## What to work on:
Look through the entries below and show every line containing the word "SpringBootApplication".

## Source material:
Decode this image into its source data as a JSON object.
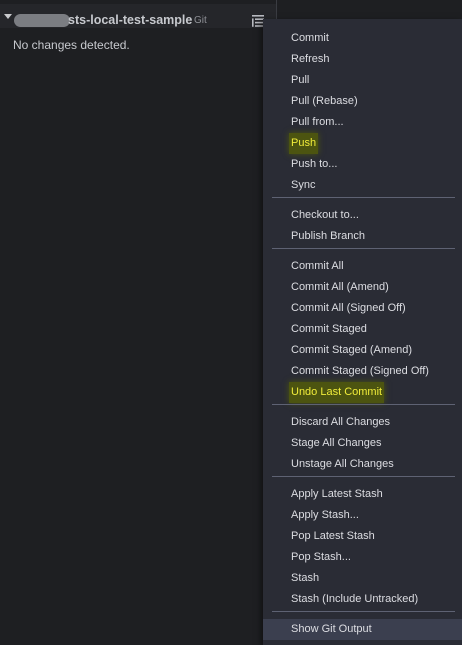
{
  "scm": {
    "repo_name": "sts-local-test-sample",
    "provider": "Git",
    "status": "No changes detected."
  },
  "menu": {
    "groups": [
      {
        "items": [
          {
            "label": "Commit"
          },
          {
            "label": "Refresh"
          },
          {
            "label": "Pull"
          },
          {
            "label": "Pull (Rebase)"
          },
          {
            "label": "Pull from..."
          },
          {
            "label": "Push",
            "highlighted": true
          },
          {
            "label": "Push to..."
          },
          {
            "label": "Sync"
          }
        ]
      },
      {
        "items": [
          {
            "label": "Checkout to..."
          },
          {
            "label": "Publish Branch"
          }
        ]
      },
      {
        "items": [
          {
            "label": "Commit All"
          },
          {
            "label": "Commit All (Amend)"
          },
          {
            "label": "Commit All (Signed Off)"
          },
          {
            "label": "Commit Staged"
          },
          {
            "label": "Commit Staged (Amend)"
          },
          {
            "label": "Commit Staged (Signed Off)"
          },
          {
            "label": "Undo Last Commit",
            "highlighted": true
          }
        ]
      },
      {
        "items": [
          {
            "label": "Discard All Changes"
          },
          {
            "label": "Stage All Changes"
          },
          {
            "label": "Unstage All Changes"
          }
        ]
      },
      {
        "items": [
          {
            "label": "Apply Latest Stash"
          },
          {
            "label": "Apply Stash..."
          },
          {
            "label": "Pop Latest Stash"
          },
          {
            "label": "Pop Stash..."
          },
          {
            "label": "Stash"
          },
          {
            "label": "Stash (Include Untracked)"
          }
        ]
      },
      {
        "items": [
          {
            "label": "Show Git Output",
            "hovered": true
          }
        ]
      }
    ]
  },
  "colors": {
    "highlight_text": "#f0ec3a",
    "highlight_bg": "#4c5410",
    "menu_bg": "#2a2c35",
    "panel_bg": "#1e1f22"
  }
}
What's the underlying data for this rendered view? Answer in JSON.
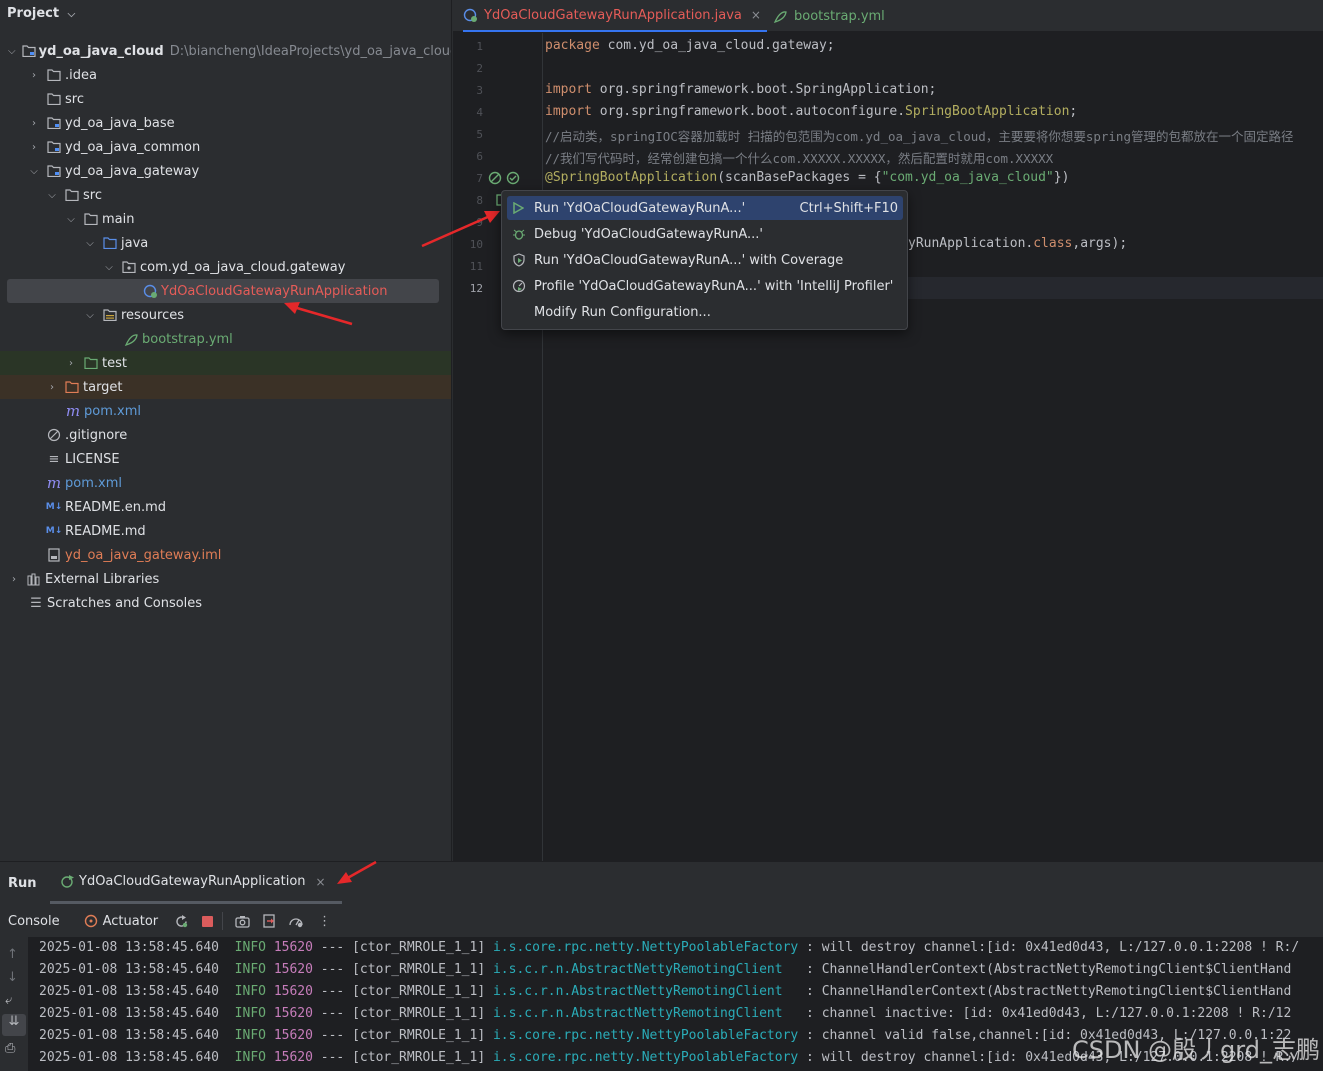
{
  "project_panel": {
    "title": "Project",
    "tree": [
      {
        "label": "yd_oa_java_cloud",
        "hint": "D:\\biancheng\\IdeaProjects\\yd_oa_java_cloud",
        "icon": "module-folder-icon"
      },
      {
        "label": ".idea",
        "icon": "folder-icon"
      },
      {
        "label": "src",
        "icon": "folder-icon"
      },
      {
        "label": "yd_oa_java_base",
        "icon": "module-folder-icon"
      },
      {
        "label": "yd_oa_java_common",
        "icon": "module-folder-icon"
      },
      {
        "label": "yd_oa_java_gateway",
        "icon": "module-folder-icon"
      },
      {
        "label": "src",
        "icon": "folder-icon"
      },
      {
        "label": "main",
        "icon": "folder-icon"
      },
      {
        "label": "java",
        "icon": "source-folder-icon"
      },
      {
        "label": "com.yd_oa_java_cloud.gateway",
        "icon": "package-icon"
      },
      {
        "label": "YdOaCloudGatewayRunApplication",
        "icon": "spring-boot-class-icon"
      },
      {
        "label": "resources",
        "icon": "resources-folder-icon"
      },
      {
        "label": "bootstrap.yml",
        "icon": "yaml-icon"
      },
      {
        "label": "test",
        "icon": "test-folder-icon"
      },
      {
        "label": "target",
        "icon": "excluded-folder-icon"
      },
      {
        "label": "pom.xml",
        "icon": "maven-icon"
      },
      {
        "label": ".gitignore",
        "icon": "gitignore-icon"
      },
      {
        "label": "LICENSE",
        "icon": "text-file-icon"
      },
      {
        "label": "pom.xml",
        "icon": "maven-icon"
      },
      {
        "label": "README.en.md",
        "icon": "markdown-icon"
      },
      {
        "label": "README.md",
        "icon": "markdown-icon"
      },
      {
        "label": "yd_oa_java_gateway.iml",
        "icon": "iml-file-icon"
      },
      {
        "label": "External Libraries",
        "icon": "library-icon"
      },
      {
        "label": "Scratches and Consoles",
        "icon": "scratches-icon"
      }
    ]
  },
  "editor": {
    "tabs": [
      {
        "label": "YdOaCloudGatewayRunApplication.java",
        "close": "×"
      },
      {
        "label": "bootstrap.yml"
      }
    ],
    "line_numbers": [
      "1",
      "2",
      "3",
      "4",
      "5",
      "6",
      "7",
      "8",
      "9",
      "10",
      "11",
      "12"
    ],
    "code": {
      "l1_kw": "package",
      "l1_rest": " com.yd_oa_java_cloud.gateway;",
      "l3_kw": "import",
      "l3_rest": " org.springframework.boot.SpringApplication;",
      "l4_kw": "import",
      "l4_rest": " org.springframework.boot.autoconfigure.",
      "l4_ann": "SpringBootApplication",
      "l4_end": ";",
      "l5": "//启动类，springIOC容器加载时 扫描的包范围为com.yd_oa_java_cloud，主要要将你想要spring管理的包都放在一个固定路径",
      "l6": "//我们写代码时，经常创建包搞一个什么com.XXXXX.XXXXX，然后配置时就用com.XXXXX",
      "l7_ann": "@SpringBootApplication",
      "l7_rest": "(scanBasePackages = {",
      "l7_str": "\"com.yd_oa_java_cloud\"",
      "l7_end": "})",
      "l10_a": "yRunApplication.",
      "l10_kw": "class",
      "l10_b": ",args);"
    }
  },
  "context_menu": {
    "items": [
      {
        "label": "Run 'YdOaCloudGatewayRunA...'",
        "shortcut": "Ctrl+Shift+F10"
      },
      {
        "label": "Debug 'YdOaCloudGatewayRunA...'"
      },
      {
        "label": "Run 'YdOaCloudGatewayRunA...' with Coverage"
      },
      {
        "label": "Profile 'YdOaCloudGatewayRunA...' with 'IntelliJ Profiler'"
      },
      {
        "label": "Modify Run Configuration..."
      }
    ]
  },
  "run_panel": {
    "title": "Run",
    "tab_label": "YdOaCloudGatewayRunApplication",
    "tab_close": "×",
    "toolbar": {
      "console": "Console",
      "actuator": "Actuator",
      "more": "⋮"
    },
    "logs": [
      {
        "ts": "2025-01-08 13:58:45.640",
        "level": "INFO",
        "pid": "15620",
        "sep": "---",
        "thread": "[ctor_RMROLE_1_1]",
        "logger": "i.s.core.rpc.netty.NettyPoolableFactory",
        "msg": " : will destroy channel:[id: 0x41ed0d43, L:/127.0.0.1:2208 ! R:/"
      },
      {
        "ts": "2025-01-08 13:58:45.640",
        "level": "INFO",
        "pid": "15620",
        "sep": "---",
        "thread": "[ctor_RMROLE_1_1]",
        "logger": "i.s.c.r.n.AbstractNettyRemotingClient  ",
        "msg": " : ChannelHandlerContext(AbstractNettyRemotingClient$ClientHand"
      },
      {
        "ts": "2025-01-08 13:58:45.640",
        "level": "INFO",
        "pid": "15620",
        "sep": "---",
        "thread": "[ctor_RMROLE_1_1]",
        "logger": "i.s.c.r.n.AbstractNettyRemotingClient  ",
        "msg": " : ChannelHandlerContext(AbstractNettyRemotingClient$ClientHand"
      },
      {
        "ts": "2025-01-08 13:58:45.640",
        "level": "INFO",
        "pid": "15620",
        "sep": "---",
        "thread": "[ctor_RMROLE_1_1]",
        "logger": "i.s.c.r.n.AbstractNettyRemotingClient  ",
        "msg": " : channel inactive: [id: 0x41ed0d43, L:/127.0.0.1:2208 ! R:/12"
      },
      {
        "ts": "2025-01-08 13:58:45.640",
        "level": "INFO",
        "pid": "15620",
        "sep": "---",
        "thread": "[ctor_RMROLE_1_1]",
        "logger": "i.s.core.rpc.netty.NettyPoolableFactory",
        "msg": " : channel valid false,channel:[id: 0x41ed0d43, L:/127.0.0.1:22"
      },
      {
        "ts": "2025-01-08 13:58:45.640",
        "level": "INFO",
        "pid": "15620",
        "sep": "---",
        "thread": "[ctor_RMROLE_1_1]",
        "logger": "i.s.core.rpc.netty.NettyPoolableFactory",
        "msg": " : will destroy channel:[id: 0x41ed0d43, L:/127.0.0.1:2208 ! R:/"
      }
    ]
  },
  "watermark": "CSDN @殷丿grd_志鹏",
  "colors": {
    "accent": "#3574f0",
    "annotation_arrow": "#e5282a",
    "selection": "#2e436e"
  }
}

## Exercise response:
      "l4_ann": "SpringBootApplication",
      "l7_ann": "@SpringBootApplication",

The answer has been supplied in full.